Volcanoes that geologists believe may be extinct are located in such diverse places as Japan, the northern Pacific Ocean, Germany, Peru, the Philippine Sea, Meares Island, the United States, the Netherlands, Australia, Tanzania, France and Russia. Extinct volcanoes are not concentrated in any specific locations.
Geologists define an extinct volcano as one that has not erupted in at least 10,000 years and no longer maintains access to an underground supply of magma to feed its eruptions. For example, the volcanoes that geologists believe created the Hawaiian Islands moved with the tectonic plates that took them away from their supply of magma and left them extinct. As the extinct volcanoes moved west, the magma supply gave rise to new volcanoes to carry the magma from inside the Earth to the surface.

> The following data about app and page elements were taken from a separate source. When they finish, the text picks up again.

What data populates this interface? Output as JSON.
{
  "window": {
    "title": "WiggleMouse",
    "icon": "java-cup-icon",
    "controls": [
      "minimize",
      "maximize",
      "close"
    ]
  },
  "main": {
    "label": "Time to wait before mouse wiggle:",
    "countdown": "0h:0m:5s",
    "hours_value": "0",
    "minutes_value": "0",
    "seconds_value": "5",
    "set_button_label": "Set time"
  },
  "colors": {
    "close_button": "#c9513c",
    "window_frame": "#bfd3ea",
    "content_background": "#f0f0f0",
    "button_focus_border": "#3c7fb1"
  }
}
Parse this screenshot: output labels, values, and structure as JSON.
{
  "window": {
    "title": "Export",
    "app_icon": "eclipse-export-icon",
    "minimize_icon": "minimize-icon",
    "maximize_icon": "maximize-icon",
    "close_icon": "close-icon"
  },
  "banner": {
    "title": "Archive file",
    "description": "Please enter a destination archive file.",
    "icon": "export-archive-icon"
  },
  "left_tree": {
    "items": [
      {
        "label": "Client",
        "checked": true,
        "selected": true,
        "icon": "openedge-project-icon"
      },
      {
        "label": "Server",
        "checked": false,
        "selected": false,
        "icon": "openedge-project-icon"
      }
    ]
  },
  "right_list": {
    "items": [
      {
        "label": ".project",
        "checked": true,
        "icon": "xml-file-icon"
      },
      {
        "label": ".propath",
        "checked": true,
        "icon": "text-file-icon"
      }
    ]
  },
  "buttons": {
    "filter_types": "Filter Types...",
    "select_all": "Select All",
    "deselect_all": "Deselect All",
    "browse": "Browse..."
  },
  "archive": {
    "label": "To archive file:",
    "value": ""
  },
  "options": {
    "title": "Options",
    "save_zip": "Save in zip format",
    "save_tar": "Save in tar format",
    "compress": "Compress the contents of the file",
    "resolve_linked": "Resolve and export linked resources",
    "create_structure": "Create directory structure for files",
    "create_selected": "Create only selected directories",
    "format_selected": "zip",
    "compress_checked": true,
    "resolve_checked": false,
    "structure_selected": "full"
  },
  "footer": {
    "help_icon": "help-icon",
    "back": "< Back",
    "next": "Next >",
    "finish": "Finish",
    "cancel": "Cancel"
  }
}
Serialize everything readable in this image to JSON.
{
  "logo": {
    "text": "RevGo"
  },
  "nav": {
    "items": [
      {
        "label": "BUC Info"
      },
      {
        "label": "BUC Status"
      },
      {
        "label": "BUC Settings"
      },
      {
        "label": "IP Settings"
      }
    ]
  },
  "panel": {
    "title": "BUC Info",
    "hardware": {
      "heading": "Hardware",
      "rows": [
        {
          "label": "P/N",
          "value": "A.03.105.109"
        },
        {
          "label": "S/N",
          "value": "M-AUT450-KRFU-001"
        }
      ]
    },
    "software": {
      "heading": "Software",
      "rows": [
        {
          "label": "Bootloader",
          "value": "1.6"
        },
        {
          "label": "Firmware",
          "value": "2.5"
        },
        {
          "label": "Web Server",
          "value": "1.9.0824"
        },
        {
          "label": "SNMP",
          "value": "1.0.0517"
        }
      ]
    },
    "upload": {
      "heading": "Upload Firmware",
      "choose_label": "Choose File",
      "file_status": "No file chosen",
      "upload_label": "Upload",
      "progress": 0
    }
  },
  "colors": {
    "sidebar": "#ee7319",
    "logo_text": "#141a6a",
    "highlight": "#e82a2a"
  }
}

Some volcanoes that technically met the definition for extinction status at one point have later erupted, including Soufriere Hills in Montserrat, which erupted in 1995, and Fourpeaked Mountain in Alaska, which erupted in 2004. Most famously, the presumed extinct Mount Vesuvius erupted in 79 A.D., when it destroyed the Roman city of Pompeii. Similarly, while Yellowstone Caldera in Yellowstone National Park last erupted at least 640,000 years ago, geologists believe that it is dormant rather than extinct.